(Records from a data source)
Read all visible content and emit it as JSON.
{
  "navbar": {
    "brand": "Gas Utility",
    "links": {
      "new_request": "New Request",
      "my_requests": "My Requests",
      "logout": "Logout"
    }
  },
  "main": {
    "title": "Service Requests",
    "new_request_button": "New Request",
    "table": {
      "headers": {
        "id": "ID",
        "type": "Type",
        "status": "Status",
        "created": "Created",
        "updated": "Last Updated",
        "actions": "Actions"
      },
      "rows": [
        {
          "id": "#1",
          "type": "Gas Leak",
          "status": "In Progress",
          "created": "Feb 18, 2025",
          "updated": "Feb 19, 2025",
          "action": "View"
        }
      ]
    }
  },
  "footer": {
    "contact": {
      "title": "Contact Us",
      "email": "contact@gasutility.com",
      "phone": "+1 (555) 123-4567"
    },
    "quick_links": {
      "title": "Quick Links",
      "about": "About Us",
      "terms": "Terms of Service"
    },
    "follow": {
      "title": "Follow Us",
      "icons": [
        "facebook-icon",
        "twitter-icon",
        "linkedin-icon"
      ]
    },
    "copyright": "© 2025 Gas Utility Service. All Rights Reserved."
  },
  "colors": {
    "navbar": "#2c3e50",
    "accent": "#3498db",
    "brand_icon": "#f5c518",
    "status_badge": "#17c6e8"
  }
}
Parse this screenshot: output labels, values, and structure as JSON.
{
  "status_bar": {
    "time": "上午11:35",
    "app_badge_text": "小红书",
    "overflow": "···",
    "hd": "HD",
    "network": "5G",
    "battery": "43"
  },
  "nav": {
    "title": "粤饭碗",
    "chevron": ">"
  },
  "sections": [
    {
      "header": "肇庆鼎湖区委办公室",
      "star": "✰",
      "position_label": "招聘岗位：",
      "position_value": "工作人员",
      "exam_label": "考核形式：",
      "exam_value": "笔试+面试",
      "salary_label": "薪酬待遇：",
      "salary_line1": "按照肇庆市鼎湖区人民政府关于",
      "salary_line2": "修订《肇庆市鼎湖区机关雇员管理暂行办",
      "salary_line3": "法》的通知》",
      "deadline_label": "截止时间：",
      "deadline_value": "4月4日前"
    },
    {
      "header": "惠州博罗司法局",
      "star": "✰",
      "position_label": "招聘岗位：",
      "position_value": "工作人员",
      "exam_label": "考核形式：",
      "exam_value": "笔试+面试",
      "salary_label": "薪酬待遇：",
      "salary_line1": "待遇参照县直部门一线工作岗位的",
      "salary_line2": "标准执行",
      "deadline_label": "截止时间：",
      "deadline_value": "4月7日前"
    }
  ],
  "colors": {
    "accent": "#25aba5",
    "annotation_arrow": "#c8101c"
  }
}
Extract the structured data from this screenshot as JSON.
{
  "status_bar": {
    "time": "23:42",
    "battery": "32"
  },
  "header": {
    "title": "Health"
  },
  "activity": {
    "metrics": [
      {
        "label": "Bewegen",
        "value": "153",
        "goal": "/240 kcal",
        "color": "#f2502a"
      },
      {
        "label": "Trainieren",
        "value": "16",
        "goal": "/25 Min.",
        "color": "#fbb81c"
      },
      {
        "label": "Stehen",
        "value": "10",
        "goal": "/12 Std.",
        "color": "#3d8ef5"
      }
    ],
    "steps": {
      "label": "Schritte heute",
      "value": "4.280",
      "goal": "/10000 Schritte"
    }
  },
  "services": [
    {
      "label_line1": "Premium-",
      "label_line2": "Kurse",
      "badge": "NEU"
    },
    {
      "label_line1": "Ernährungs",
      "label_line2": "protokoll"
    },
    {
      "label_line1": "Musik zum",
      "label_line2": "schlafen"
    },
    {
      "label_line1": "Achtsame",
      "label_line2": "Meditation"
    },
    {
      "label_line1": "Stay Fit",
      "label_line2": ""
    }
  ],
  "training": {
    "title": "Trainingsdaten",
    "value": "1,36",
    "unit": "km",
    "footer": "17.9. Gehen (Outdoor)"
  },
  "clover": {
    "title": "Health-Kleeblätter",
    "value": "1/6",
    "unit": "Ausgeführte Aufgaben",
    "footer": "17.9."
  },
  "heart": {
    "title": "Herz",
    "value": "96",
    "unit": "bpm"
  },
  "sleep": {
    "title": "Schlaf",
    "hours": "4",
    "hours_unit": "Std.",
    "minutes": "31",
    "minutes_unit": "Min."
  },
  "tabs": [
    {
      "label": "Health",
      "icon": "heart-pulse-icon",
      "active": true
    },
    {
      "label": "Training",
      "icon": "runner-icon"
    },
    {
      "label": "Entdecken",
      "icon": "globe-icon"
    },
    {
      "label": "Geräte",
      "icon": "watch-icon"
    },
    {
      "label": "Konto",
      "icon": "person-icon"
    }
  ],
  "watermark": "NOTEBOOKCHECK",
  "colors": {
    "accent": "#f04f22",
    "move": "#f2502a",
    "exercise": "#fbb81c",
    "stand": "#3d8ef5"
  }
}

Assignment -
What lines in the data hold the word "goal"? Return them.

Response to the task -
        "goal": "/240 kcal",
        "goal": "/25 Min.",
        "goal": "/12 Std.",
      "goal": "/10000 Schritte"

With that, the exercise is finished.